### [Your goal]
The answer must be every line of the records below that contains the word "competencies", copied out.

### [Source data]
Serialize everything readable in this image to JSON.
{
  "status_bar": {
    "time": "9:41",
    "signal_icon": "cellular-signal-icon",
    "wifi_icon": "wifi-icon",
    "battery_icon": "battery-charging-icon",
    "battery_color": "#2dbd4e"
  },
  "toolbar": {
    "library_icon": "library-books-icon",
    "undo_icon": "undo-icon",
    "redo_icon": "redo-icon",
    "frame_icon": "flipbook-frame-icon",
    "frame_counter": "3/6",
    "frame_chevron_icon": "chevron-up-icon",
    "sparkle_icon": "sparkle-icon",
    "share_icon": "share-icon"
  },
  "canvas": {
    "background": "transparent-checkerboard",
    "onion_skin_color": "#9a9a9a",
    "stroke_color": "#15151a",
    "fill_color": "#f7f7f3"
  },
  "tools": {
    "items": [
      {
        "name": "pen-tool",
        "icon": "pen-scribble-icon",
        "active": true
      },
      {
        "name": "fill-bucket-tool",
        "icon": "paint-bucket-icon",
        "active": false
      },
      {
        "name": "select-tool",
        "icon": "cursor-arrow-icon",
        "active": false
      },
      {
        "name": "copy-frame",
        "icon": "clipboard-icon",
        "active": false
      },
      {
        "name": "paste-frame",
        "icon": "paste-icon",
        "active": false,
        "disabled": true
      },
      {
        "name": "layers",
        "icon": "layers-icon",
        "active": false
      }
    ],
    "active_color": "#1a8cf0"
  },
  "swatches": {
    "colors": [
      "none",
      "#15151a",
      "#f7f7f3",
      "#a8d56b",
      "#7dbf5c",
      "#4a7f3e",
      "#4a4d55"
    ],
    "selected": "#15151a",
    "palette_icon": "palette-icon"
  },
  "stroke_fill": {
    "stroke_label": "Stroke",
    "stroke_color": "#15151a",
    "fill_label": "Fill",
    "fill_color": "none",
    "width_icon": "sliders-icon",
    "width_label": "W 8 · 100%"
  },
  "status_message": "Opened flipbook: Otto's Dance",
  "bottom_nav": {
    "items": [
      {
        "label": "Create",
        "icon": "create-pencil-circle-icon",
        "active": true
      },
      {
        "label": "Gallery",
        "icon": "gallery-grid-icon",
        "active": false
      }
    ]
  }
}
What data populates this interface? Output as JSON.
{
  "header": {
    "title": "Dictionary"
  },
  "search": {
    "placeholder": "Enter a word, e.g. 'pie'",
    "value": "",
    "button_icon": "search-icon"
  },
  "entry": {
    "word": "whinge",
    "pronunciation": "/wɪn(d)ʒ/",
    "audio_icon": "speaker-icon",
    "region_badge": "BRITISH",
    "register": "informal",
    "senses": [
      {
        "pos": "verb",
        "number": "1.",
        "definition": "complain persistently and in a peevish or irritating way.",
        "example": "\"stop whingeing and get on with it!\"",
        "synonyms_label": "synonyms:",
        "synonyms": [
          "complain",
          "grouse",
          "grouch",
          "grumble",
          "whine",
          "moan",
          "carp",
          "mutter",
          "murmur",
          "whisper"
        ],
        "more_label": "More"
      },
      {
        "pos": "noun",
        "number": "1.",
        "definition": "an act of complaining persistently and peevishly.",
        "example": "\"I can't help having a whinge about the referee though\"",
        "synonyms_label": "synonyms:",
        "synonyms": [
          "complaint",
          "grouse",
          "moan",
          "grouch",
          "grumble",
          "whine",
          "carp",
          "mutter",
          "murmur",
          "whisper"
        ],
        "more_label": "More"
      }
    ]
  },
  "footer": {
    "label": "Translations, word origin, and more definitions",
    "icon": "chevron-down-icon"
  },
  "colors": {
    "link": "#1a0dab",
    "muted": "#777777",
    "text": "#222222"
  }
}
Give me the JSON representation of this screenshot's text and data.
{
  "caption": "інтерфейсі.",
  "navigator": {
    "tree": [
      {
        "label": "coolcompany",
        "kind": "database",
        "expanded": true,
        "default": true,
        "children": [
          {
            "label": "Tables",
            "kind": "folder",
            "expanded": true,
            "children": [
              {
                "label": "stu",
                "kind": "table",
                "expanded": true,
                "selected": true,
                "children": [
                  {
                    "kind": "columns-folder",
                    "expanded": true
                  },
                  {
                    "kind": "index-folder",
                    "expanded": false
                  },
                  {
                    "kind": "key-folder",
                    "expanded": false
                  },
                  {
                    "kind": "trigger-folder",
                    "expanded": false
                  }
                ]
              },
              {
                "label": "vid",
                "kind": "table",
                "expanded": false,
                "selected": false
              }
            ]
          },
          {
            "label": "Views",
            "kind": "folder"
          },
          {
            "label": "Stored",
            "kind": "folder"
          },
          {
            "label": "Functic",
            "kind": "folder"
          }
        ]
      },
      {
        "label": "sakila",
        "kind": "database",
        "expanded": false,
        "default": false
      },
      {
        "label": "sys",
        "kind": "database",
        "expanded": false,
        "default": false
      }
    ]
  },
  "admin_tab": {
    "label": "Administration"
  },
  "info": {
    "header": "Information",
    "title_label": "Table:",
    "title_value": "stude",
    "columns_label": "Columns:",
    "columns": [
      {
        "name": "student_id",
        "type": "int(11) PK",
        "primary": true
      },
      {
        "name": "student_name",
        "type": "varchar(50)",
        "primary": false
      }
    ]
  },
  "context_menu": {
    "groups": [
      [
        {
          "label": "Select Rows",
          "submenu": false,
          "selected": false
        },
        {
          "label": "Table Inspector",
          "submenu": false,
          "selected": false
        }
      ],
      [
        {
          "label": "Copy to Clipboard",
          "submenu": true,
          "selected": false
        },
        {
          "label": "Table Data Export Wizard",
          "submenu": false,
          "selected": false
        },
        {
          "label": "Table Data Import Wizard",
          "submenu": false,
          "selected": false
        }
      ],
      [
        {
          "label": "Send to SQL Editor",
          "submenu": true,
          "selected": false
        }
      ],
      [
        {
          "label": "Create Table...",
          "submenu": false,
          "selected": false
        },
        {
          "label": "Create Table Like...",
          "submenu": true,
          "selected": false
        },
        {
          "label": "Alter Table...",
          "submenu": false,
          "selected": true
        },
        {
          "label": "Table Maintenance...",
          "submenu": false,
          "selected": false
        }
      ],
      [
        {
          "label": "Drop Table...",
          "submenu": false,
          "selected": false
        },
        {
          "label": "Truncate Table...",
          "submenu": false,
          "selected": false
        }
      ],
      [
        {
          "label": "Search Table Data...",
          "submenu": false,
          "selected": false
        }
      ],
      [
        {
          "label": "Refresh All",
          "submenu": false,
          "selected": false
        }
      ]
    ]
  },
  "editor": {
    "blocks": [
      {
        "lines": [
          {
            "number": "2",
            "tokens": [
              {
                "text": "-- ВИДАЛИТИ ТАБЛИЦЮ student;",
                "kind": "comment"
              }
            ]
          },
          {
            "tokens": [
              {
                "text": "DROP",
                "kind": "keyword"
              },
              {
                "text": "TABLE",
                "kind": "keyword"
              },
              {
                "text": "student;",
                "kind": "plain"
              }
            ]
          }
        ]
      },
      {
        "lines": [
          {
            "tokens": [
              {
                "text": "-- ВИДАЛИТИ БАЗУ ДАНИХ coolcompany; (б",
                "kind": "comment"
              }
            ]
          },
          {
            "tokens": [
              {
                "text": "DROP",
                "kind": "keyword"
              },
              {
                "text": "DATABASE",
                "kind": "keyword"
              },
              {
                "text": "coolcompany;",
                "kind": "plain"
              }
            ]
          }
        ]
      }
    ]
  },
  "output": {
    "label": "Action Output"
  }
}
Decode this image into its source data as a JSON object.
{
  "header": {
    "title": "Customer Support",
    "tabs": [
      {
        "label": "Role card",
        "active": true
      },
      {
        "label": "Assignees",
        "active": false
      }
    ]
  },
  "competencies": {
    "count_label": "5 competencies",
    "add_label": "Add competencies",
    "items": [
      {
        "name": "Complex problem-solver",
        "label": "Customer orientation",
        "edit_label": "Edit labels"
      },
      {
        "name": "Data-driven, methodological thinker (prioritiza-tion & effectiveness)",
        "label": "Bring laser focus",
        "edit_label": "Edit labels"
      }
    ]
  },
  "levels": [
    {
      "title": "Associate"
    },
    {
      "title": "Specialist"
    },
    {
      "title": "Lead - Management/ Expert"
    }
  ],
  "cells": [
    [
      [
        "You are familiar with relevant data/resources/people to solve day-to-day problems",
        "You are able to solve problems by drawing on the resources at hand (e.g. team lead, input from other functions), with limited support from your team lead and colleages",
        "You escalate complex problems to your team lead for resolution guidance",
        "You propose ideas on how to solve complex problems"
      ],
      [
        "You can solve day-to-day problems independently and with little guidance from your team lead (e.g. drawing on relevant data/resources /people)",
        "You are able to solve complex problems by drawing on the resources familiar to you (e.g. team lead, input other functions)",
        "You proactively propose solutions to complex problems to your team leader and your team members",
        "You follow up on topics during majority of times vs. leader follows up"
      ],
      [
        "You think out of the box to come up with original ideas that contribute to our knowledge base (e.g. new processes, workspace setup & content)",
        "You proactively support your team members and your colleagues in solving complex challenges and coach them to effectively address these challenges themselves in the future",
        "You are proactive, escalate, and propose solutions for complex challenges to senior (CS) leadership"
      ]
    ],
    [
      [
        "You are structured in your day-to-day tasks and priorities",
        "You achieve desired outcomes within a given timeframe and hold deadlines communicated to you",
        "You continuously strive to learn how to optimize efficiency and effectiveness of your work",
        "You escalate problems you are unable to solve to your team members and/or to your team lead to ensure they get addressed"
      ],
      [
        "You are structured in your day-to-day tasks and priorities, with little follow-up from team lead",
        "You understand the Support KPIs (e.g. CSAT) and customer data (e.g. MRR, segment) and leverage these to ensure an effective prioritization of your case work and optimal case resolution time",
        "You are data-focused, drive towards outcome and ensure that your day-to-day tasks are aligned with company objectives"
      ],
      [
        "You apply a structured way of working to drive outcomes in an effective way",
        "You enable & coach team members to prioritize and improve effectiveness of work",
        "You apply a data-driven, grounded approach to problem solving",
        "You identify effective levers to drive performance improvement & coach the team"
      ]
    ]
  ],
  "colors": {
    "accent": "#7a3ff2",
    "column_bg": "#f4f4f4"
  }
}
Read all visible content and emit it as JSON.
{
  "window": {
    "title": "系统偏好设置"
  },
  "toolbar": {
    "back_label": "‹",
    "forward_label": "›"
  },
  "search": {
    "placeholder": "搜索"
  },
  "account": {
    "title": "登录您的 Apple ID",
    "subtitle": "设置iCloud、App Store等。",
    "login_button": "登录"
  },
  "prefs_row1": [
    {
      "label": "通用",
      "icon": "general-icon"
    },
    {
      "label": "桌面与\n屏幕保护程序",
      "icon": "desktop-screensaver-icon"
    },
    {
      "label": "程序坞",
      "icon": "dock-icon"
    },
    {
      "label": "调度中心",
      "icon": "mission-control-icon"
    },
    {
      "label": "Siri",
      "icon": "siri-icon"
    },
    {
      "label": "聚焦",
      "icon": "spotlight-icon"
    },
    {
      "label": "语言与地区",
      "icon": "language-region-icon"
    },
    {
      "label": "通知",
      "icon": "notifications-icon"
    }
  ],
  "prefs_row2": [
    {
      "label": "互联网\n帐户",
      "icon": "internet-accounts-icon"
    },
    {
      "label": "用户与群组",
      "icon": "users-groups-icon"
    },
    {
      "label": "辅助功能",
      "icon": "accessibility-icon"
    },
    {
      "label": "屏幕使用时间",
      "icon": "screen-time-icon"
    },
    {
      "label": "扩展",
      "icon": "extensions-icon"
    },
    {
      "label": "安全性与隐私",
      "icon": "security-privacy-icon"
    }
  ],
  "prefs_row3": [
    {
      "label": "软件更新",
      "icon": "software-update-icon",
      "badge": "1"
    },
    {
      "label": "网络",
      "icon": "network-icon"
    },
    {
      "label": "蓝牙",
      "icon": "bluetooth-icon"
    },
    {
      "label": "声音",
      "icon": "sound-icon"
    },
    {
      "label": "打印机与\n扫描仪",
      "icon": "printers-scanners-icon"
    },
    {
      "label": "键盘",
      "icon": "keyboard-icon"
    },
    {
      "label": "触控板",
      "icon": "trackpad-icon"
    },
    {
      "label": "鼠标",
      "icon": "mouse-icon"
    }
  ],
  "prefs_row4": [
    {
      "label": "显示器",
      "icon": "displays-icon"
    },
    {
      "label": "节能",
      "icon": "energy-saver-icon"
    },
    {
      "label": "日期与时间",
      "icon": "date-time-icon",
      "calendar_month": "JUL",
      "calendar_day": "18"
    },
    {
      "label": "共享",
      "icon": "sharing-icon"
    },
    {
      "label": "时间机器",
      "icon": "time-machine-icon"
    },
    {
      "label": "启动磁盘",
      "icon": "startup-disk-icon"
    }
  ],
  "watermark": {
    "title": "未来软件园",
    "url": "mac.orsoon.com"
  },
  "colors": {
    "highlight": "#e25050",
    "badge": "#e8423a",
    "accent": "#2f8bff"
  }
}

### [Exercise solution]
  "competencies": {
    "count_label": "5 competencies",
    "add_label": "Add competencies",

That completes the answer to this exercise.